Source records
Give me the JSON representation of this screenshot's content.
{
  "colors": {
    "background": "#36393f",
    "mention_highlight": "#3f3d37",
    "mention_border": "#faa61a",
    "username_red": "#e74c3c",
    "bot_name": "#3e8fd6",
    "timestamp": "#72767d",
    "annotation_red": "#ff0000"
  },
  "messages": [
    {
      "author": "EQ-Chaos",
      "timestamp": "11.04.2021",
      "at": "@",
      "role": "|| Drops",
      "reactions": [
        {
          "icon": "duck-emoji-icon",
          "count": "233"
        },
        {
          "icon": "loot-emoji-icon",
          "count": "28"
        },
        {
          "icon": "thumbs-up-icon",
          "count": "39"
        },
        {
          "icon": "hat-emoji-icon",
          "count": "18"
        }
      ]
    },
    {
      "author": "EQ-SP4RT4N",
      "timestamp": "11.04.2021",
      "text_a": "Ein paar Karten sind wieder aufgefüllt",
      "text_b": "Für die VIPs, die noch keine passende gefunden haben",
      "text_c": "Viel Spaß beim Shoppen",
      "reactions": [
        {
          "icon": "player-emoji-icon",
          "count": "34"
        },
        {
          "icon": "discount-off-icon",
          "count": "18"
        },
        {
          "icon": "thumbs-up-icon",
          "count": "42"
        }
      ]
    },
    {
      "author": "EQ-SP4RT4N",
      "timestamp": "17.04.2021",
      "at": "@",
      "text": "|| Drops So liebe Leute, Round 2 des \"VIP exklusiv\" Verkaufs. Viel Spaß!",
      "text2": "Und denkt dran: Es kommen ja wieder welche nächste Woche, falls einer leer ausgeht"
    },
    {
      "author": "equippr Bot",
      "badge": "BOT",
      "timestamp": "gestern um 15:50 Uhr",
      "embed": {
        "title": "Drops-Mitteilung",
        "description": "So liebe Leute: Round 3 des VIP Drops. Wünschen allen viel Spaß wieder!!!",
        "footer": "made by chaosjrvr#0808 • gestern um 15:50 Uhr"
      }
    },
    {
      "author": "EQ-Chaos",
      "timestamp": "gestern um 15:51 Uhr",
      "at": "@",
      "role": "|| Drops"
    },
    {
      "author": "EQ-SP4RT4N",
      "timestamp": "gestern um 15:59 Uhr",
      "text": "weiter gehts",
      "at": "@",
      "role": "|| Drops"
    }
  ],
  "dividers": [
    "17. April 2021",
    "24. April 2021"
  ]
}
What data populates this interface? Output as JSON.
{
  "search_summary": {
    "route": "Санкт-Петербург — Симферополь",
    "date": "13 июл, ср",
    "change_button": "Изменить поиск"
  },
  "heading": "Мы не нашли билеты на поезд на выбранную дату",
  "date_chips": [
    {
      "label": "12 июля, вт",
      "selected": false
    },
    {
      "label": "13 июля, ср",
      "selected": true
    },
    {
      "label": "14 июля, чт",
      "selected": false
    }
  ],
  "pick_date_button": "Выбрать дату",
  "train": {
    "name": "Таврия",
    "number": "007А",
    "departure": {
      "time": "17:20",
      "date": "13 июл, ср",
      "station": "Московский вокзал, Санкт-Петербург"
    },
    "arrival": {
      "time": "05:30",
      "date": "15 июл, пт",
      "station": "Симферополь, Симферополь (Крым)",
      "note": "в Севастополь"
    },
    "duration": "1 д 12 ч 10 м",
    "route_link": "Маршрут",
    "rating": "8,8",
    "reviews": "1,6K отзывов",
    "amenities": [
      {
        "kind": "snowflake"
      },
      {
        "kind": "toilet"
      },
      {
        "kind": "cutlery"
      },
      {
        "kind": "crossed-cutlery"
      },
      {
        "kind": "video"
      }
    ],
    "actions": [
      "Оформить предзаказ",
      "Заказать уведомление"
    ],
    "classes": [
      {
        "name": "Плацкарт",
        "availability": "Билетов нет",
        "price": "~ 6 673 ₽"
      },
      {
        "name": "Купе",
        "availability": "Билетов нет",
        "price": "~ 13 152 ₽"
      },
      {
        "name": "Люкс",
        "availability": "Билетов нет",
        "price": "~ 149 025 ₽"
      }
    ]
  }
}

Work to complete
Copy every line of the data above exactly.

Completed task
Give me the JSON representation of this screenshot's content.
{
  "colors": {
    "background": "#36393f",
    "mention_highlight": "#3f3d37",
    "mention_border": "#faa61a",
    "username_red": "#e74c3c",
    "bot_name": "#3e8fd6",
    "timestamp": "#72767d",
    "annotation_red": "#ff0000"
  },
  "messages": [
    {
      "author": "EQ-Chaos",
      "timestamp": "11.04.2021",
      "at": "@",
      "role": "|| Drops",
      "reactions": [
        {
          "icon": "duck-emoji-icon",
          "count": "233"
        },
        {
          "icon": "loot-emoji-icon",
          "count": "28"
        },
        {
          "icon": "thumbs-up-icon",
          "count": "39"
        },
        {
          "icon": "hat-emoji-icon",
          "count": "18"
        }
      ]
    },
    {
      "author": "EQ-SP4RT4N",
      "timestamp": "11.04.2021",
      "text_a": "Ein paar Karten sind wieder aufgefüllt",
      "text_b": "Für die VIPs, die noch keine passende gefunden haben",
      "text_c": "Viel Spaß beim Shoppen",
      "reactions": [
        {
          "icon": "player-emoji-icon",
          "count": "34"
        },
        {
          "icon": "discount-off-icon",
          "count": "18"
        },
        {
          "icon": "thumbs-up-icon",
          "count": "42"
        }
      ]
    },
    {
      "author": "EQ-SP4RT4N",
      "timestamp": "17.04.2021",
      "at": "@",
      "text": "|| Drops So liebe Leute, Round 2 des \"VIP exklusiv\" Verkaufs. Viel Spaß!",
      "text2": "Und denkt dran: Es kommen ja wieder welche nächste Woche, falls einer leer ausgeht"
    },
    {
      "author": "equippr Bot",
      "badge": "BOT",
      "timestamp": "gestern um 15:50 Uhr",
      "embed": {
        "title": "Drops-Mitteilung",
        "description": "So liebe Leute: Round 3 des VIP Drops. Wünschen allen viel Spaß wieder!!!",
        "footer": "made by chaosjrvr#0808 • gestern um 15:50 Uhr"
      }
    },
    {
      "author": "EQ-Chaos",
      "timestamp": "gestern um 15:51 Uhr",
      "at": "@",
      "role": "|| Drops"
    },
    {
      "author": "EQ-SP4RT4N",
      "timestamp": "gestern um 15:59 Uhr",
      "text": "weiter gehts",
      "at": "@",
      "role": "|| Drops"
    }
  ],
  "dividers": [
    "17. April 2021",
    "24. April 2021"
  ]
}
What data populates this interface? Output as JSON.
{
  "search_summary": {
    "route": "Санкт-Петербург — Симферополь",
    "date": "13 июл, ср",
    "change_button": "Изменить поиск"
  },
  "heading": "Мы не нашли билеты на поезд на выбранную дату",
  "date_chips": [
    {
      "label": "12 июля, вт",
      "selected": false
    },
    {
      "label": "13 июля, ср",
      "selected": true
    },
    {
      "label": "14 июля, чт",
      "selected": false
    }
  ],
  "pick_date_button": "Выбрать дату",
  "train": {
    "name": "Таврия",
    "number": "007А",
    "departure": {
      "time": "17:20",
      "date": "13 июл, ср",
      "station": "Московский вокзал, Санкт-Петербург"
    },
    "arrival": {
      "time": "05:30",
      "date": "15 июл, пт",
      "station": "Симферополь, Симферополь (Крым)",
      "note": "в Севастополь"
    },
    "duration": "1 д 12 ч 10 м",
    "route_link": "Маршрут",
    "rating": "8,8",
    "reviews": "1,6K отзывов",
    "amenities": [
      {
        "kind": "snowflake"
      },
      {
        "kind": "toilet"
      },
      {
        "kind": "cutlery"
      },
      {
        "kind": "crossed-cutlery"
      },
      {
        "kind": "video"
      }
    ],
    "actions": [
      "Оформить предзаказ",
      "Заказать уведомление"
    ],
    "classes": [
      {
        "name": "Плацкарт",
        "availability": "Билетов нет",
        "price": "~ 6 673 ₽"
      },
      {
        "name": "Купе",
        "availability": "Билетов нет",
        "price": "~ 13 152 ₽"
      },
      {
        "name": "Люкс",
        "availability": "Билетов нет",
        "price": "~ 149 025 ₽"
      }
    ]
  }
}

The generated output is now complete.